These project utilized a specialized haptic video controller called the Novint Falcon. The goal of these projects was to hack the Novint Falcon controller and re-invent how it could be used. For the Falcon 3D Drawing project, I have used its capabilities as an input device with Processing and Max/MSP to allow for 3D drawings in virtual space. Users can switch between different modes and save pictures of their creations. Alternatively, for The Falcon Draw Project, myself and my colleague, Beverly Duong, use similar methods to reverse-engineer the functions of the Novint Falcon. This turns it from an input device to an output device using the controller’s internal motors to move a marker that draws due to an abstraction of gestures performed by a user on a drawing tablet.
The Blind Bug
The Blind Bug is a small robot that operates purely based on sound. Created with an Arduino and sound sensors, the Blind Bug will roam independently around environments and react based on its proximity to what it hears. If it hears a sound far away, it will be curious and investigate. If the sound is too loud and too close, it will turn around and run away. In addition, mandibles, powered by small motors give personality to the Blind Bug, moves in accordance to how it feels. The result is a robot that feels like a living entity that behaves based on the what it hears in its environment.
Pong Drawing Machine V1

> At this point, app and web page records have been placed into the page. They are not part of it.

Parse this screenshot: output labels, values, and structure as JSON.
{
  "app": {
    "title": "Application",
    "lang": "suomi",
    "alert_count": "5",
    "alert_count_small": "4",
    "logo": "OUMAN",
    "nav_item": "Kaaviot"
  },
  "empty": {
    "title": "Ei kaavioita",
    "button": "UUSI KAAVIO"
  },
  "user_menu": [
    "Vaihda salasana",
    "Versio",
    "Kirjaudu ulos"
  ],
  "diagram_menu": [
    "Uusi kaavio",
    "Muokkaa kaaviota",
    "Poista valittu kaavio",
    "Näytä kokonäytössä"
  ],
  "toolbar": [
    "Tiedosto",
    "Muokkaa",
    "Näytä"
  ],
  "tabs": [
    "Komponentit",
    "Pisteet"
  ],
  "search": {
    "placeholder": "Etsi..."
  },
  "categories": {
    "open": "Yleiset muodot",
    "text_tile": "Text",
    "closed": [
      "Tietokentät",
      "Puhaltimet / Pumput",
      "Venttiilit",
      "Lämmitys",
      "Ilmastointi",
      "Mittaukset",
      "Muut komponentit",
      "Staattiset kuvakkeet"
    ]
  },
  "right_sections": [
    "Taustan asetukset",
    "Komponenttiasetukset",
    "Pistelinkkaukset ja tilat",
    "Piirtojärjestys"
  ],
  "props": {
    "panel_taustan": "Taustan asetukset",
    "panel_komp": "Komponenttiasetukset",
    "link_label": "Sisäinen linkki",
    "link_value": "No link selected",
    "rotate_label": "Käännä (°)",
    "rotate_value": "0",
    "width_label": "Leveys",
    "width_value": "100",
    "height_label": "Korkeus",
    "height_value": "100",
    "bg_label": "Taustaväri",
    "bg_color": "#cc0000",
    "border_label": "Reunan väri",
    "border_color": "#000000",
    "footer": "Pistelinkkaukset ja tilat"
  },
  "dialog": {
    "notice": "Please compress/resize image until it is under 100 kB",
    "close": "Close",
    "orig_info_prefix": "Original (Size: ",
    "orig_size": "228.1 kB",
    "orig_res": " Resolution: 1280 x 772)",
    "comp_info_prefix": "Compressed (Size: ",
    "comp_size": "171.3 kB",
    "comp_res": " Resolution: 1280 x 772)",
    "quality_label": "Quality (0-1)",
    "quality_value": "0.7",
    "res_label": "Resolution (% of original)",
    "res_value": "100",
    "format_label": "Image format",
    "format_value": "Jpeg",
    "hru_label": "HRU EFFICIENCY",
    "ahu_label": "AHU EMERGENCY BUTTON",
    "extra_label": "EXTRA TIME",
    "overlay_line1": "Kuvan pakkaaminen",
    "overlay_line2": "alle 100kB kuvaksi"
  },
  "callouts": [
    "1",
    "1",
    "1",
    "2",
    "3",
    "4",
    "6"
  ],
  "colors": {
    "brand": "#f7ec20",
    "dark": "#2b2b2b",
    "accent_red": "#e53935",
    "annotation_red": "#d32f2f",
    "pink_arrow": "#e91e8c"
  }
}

This project was a class assignment tasking students to make a controller for the classic game PONG. My PONG controller doubles as a drawing machine, using an Arduino and a slider attached to a pen. Beneath the pen is a motor attached to a plastic cover holding a circular piece of paper. While playing PONG with this controller, the motor underneath spins the paper beneath the pen, drawing lines as it spins and the pen moves. The result is a unique, one-of-a-kind art piece record of a game of PONG in the form of the user’s paper. While the interface was crudely constructed it, was quite stable stable and fit the concept of the design.
Class presentations were followed by a class PONG tournament with everyone using their own controller interfaces against each other. The precision and stability of my PONG Drawing Machine controller interface allowed me to win the entire class PONG tournament, whilst drawing a unique record of it in the process.